Big, noisy, harmless, and a little clumsy -- yep, that's Clifford, the Big Red Dog. And it's "Clifford's Really Big Movie," too.
Preschoolers who are charmed by the gentle antics of the giant dog on his TV series and in its many related paper products (loosely known as books) will probably be equally charmed by the movie, even though its awkward attempt at 3-D animation gives it a different look and feel. The youngest ones may be scared by a few loud noises -- a rattling train, Clifford's pounding feet, a burglar alarm -- but comforting them will give their parents something to do. The movie provides few other diversions for anyone too old for sippy cups.
It's not dreadful, just dull. The plot trots out Clifford (voiced, as on TV, by the late John Ritter, to whom the movie is fittingly dedicated) and his sidekicks -- dimwitted T-Bone, the little tan dog, and sharp-tongued Cleo, the medium-size lavender dog -- and sends them on an adventure involving some trained carnival animals and a pet talent contest.
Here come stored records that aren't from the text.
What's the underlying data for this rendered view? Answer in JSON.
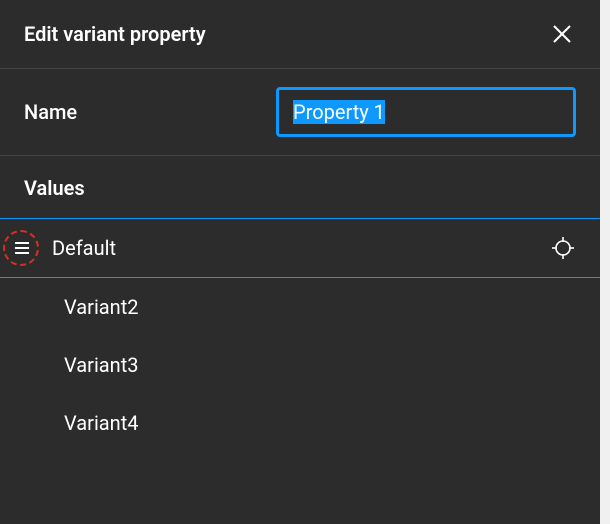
{
  "header": {
    "title": "Edit variant property"
  },
  "name": {
    "label": "Name",
    "value": "Property 1"
  },
  "values": {
    "label": "Values",
    "items": [
      {
        "label": "Default",
        "selected": true
      },
      {
        "label": "Variant2",
        "selected": false
      },
      {
        "label": "Variant3",
        "selected": false
      },
      {
        "label": "Variant4",
        "selected": false
      }
    ]
  }
}
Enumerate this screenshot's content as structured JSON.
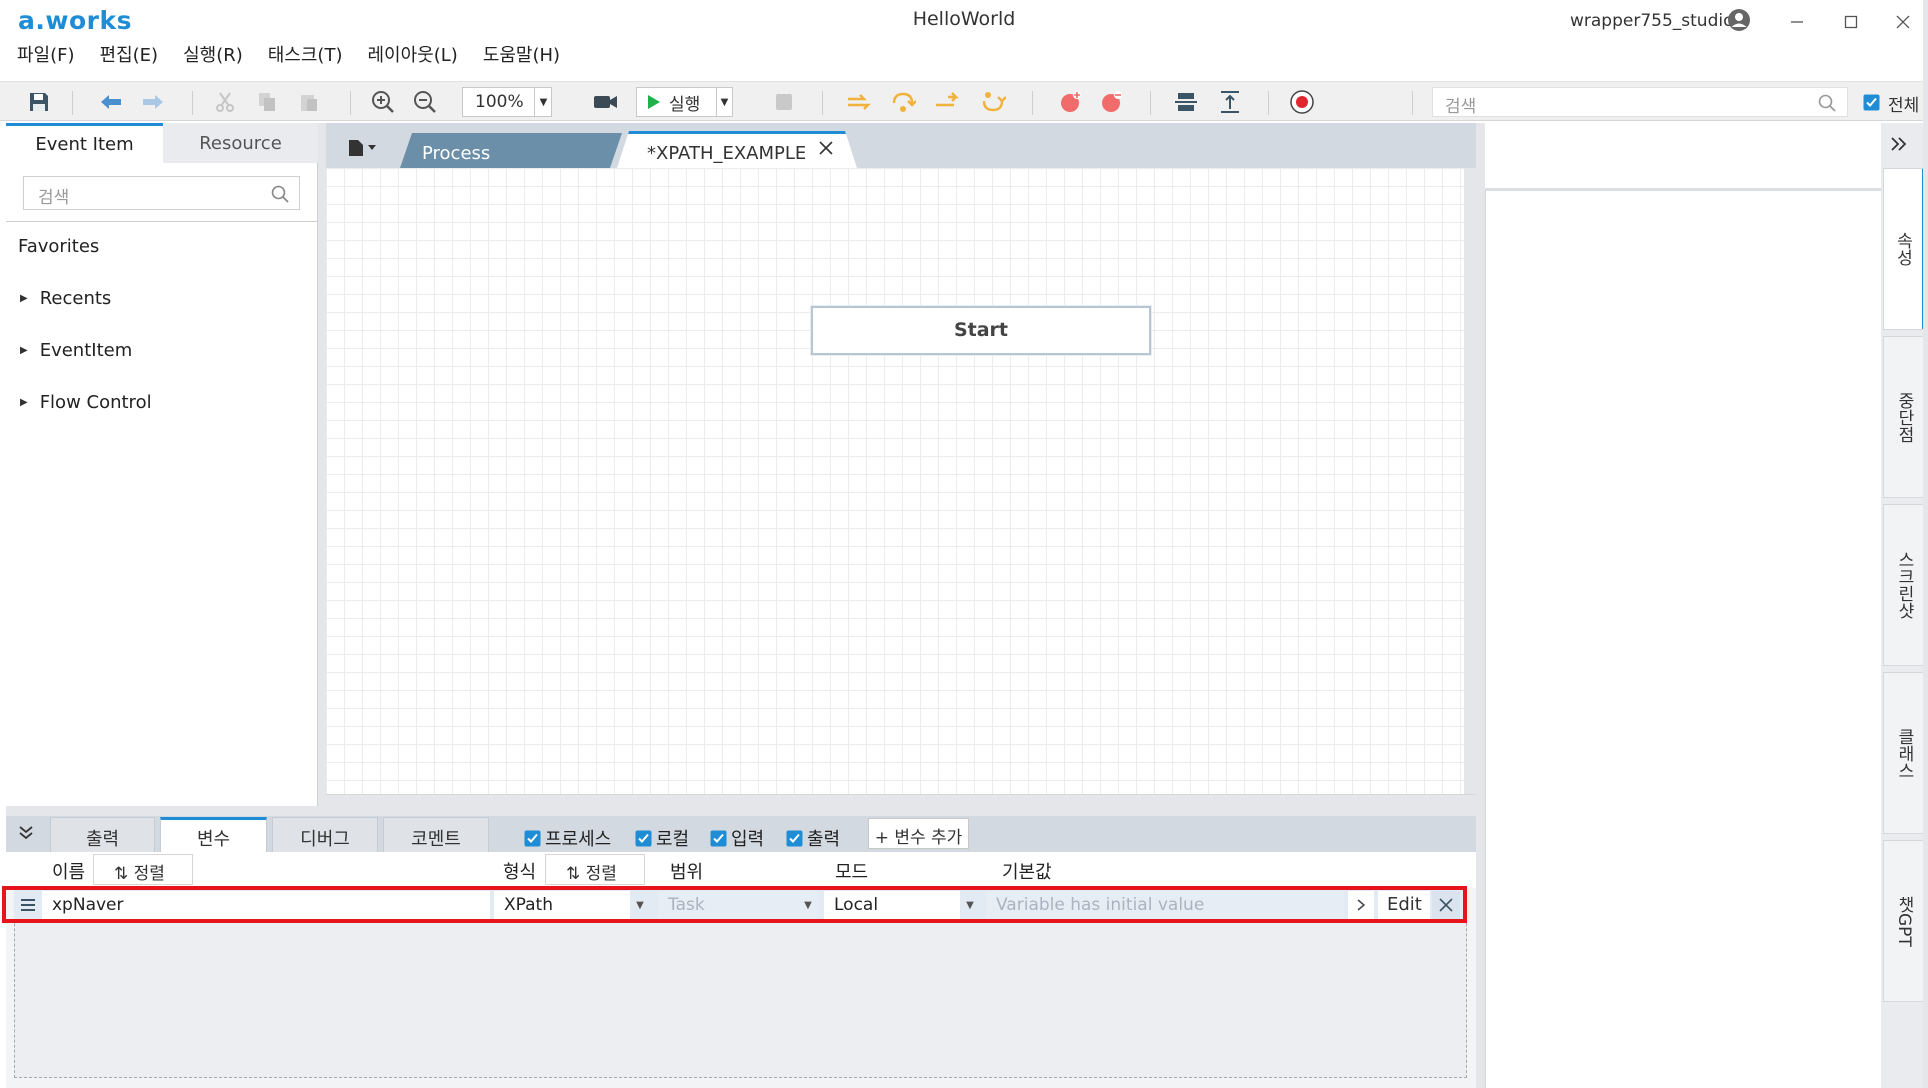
{
  "titlebar": {
    "logo": "a.works",
    "title": "HelloWorld",
    "user": "wrapper755_studio"
  },
  "menu": [
    "파일(F)",
    "편집(E)",
    "실행(R)",
    "태스크(T)",
    "레이아웃(L)",
    "도움말(H)"
  ],
  "toolbar": {
    "zoom": "100%",
    "run_label": "실행",
    "search_placeholder": "검색",
    "all_label": "전체",
    "all_checked": true
  },
  "left_panel": {
    "tabs": [
      "Event Item",
      "Resource"
    ],
    "search_placeholder": "검색",
    "favorites": "Favorites",
    "tree": [
      "Recents",
      "EventItem",
      "Flow Control"
    ]
  },
  "editor": {
    "tabs": [
      "Process",
      "*XPATH_EXAMPLE"
    ],
    "start_node": "Start"
  },
  "bottom_panel": {
    "tabs": [
      "출력",
      "변수",
      "디버그",
      "코멘트"
    ],
    "active_tab": "변수",
    "filters": [
      {
        "label": "프로세스",
        "checked": true
      },
      {
        "label": "로컬",
        "checked": true
      },
      {
        "label": "입력",
        "checked": true
      },
      {
        "label": "출력",
        "checked": true
      }
    ],
    "add_variable": "+ 변수 추가",
    "headers": {
      "name": "이름",
      "sort": "정렬",
      "type": "형식",
      "scope": "범위",
      "mode": "모드",
      "default": "기본값"
    },
    "rows": [
      {
        "name": "xpNaver",
        "type": "XPath",
        "scope": "Task",
        "mode": "Local",
        "default_placeholder": "Variable has initial value",
        "edit": "Edit"
      }
    ]
  },
  "side_tabs": [
    "속성",
    "중단점",
    "스크린샷",
    "클래스",
    "챗GPT"
  ],
  "colors": {
    "accent": "#1f8dd6",
    "highlight": "#e8141c",
    "process_tab": "#6b8fa8"
  }
}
This has the advantages of minimizing screen time for the bland Emily Elizabeth (Clifford's owner), of letting the writers have one flash of wit in naming the contest-runner's Texas ranch "Shangri-Large," and giving Wayne Brady a chance to have some fun with the voice of a jealous ferret. But it also pulls the dogs away from the backyard frolicking and simple storylines of friendship and so forth that give the TV show its appeal.
Doubtless the filmmakers felt as if they had to open things up, making it bigger and wider and louder for the big screen. And the pressure to do something more is probably what made them include a few mediocre soft-rock tunes and give the animation a more rounded, shadowed look. But the changes don't make the movie any better, and they do make it feel less like the Clifford that toddlers know and love. When you're 3, familiarity breeds content, and it's an odd move to mess with that.
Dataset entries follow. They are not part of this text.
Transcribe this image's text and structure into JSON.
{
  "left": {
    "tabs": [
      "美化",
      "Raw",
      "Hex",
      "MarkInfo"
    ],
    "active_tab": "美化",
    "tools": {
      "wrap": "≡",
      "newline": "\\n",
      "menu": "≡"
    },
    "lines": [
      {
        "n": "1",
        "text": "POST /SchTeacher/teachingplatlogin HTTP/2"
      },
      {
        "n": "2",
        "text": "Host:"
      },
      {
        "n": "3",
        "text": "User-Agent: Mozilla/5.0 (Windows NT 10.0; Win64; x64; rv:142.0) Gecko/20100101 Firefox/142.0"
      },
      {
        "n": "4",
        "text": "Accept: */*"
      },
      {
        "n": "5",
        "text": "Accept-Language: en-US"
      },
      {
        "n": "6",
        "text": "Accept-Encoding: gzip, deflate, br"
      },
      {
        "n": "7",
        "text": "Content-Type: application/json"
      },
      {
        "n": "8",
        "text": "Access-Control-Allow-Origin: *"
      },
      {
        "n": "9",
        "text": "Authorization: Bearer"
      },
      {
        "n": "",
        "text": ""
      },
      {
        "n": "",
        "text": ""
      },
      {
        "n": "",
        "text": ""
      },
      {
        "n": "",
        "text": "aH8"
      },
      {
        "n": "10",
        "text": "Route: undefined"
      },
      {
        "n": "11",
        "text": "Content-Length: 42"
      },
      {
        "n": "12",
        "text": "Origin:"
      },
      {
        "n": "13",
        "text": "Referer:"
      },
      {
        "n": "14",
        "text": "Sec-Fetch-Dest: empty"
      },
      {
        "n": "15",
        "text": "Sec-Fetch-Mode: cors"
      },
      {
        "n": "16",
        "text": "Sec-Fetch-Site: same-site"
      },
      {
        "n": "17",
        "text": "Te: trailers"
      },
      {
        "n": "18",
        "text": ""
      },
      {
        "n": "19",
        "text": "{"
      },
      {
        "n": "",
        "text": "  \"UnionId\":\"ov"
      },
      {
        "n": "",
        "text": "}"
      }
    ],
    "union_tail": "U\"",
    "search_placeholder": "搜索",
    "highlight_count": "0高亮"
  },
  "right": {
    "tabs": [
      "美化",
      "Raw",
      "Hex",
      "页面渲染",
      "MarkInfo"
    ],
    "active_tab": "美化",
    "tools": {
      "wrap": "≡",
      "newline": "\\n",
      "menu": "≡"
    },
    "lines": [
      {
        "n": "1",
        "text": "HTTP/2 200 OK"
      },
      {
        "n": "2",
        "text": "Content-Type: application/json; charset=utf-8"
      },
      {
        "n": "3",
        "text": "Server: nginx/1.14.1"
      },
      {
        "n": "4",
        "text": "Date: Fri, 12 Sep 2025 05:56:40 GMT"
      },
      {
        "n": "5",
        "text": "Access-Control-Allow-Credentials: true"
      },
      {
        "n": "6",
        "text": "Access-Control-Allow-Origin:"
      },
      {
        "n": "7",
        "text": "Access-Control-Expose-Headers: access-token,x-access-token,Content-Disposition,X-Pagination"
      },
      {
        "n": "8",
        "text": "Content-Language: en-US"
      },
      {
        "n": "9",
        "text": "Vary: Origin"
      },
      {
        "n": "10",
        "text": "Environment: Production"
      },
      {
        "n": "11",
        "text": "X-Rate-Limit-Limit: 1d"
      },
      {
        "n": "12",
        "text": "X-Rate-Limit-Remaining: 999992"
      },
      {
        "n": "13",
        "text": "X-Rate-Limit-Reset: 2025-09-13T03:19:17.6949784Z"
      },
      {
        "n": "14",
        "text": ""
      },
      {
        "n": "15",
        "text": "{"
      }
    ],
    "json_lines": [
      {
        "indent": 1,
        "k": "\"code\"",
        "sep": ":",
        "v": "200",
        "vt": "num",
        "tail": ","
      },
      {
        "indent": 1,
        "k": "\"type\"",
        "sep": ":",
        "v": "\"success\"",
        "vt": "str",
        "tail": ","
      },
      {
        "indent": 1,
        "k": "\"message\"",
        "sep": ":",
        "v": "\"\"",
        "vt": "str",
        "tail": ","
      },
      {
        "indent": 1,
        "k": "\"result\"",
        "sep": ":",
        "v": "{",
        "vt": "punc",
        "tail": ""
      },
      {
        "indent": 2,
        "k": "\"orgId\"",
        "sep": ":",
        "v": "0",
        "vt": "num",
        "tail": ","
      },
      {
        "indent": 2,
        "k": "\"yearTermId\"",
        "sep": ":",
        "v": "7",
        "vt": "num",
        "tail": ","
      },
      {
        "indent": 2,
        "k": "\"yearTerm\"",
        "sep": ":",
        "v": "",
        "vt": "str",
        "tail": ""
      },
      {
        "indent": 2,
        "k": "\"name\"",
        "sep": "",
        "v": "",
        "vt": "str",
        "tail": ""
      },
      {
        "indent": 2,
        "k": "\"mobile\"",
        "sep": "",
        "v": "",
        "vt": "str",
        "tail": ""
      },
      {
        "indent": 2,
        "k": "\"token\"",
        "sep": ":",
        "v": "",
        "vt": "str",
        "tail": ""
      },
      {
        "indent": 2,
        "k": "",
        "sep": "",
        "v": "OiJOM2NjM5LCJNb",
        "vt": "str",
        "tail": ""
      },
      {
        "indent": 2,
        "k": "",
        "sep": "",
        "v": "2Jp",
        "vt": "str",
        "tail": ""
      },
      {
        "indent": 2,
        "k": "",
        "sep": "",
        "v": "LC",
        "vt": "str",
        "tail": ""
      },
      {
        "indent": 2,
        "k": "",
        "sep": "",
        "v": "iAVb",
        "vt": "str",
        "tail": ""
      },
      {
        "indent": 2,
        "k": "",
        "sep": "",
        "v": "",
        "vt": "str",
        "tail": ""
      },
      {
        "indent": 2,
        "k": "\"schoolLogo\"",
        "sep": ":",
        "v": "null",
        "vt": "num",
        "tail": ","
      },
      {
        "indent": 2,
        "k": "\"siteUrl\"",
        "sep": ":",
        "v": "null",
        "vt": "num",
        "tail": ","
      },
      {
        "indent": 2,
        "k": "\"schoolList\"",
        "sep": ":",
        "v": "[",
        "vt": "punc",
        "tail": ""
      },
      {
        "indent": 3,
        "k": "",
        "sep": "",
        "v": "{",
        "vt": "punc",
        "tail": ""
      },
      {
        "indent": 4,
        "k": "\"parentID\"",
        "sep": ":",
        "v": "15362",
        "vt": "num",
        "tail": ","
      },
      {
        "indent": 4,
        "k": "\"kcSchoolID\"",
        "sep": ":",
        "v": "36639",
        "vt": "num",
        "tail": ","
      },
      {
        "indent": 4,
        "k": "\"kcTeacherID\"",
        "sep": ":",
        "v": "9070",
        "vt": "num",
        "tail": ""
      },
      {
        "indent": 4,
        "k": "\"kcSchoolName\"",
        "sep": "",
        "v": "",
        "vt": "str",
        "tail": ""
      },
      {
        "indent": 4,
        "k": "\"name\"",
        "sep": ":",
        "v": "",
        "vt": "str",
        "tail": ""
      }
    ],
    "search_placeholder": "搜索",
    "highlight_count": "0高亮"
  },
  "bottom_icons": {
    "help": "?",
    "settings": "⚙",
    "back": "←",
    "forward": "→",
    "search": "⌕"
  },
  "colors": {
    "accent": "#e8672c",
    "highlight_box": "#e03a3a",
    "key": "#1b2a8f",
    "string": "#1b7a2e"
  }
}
If your kid loves Clifford, you're going to see this movie. We might wish for something a little more ambitious in our children's entertainment, but at least there's nothing more offensive than a burp joke here -- something you can't say for most movies aimed at kids these days, even in the realm of G.
Louise Kennedy can be reached at firstname.lastname@example.org.
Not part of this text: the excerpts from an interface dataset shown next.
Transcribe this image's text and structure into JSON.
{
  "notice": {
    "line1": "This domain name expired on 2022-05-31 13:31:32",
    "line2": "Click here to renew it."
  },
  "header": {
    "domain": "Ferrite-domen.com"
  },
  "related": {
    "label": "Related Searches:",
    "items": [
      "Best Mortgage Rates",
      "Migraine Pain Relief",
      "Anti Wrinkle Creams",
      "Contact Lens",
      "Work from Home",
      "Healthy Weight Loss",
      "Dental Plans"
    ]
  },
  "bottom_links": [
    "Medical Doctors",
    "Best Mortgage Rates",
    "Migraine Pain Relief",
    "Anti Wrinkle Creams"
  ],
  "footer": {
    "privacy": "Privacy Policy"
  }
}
Cliffords Really Big Movie
Directed by: Robert C. Ramirez
Written by: Ramirez, Rhett Reese
Voices: John Ritter, Wayne Brady, Grey DeLisle, Jenna Elfman, John Goodman
At: Fenway, Cleveland Circle, suburbs
Running time: 73 minutes
Rated: G (nothing offensive)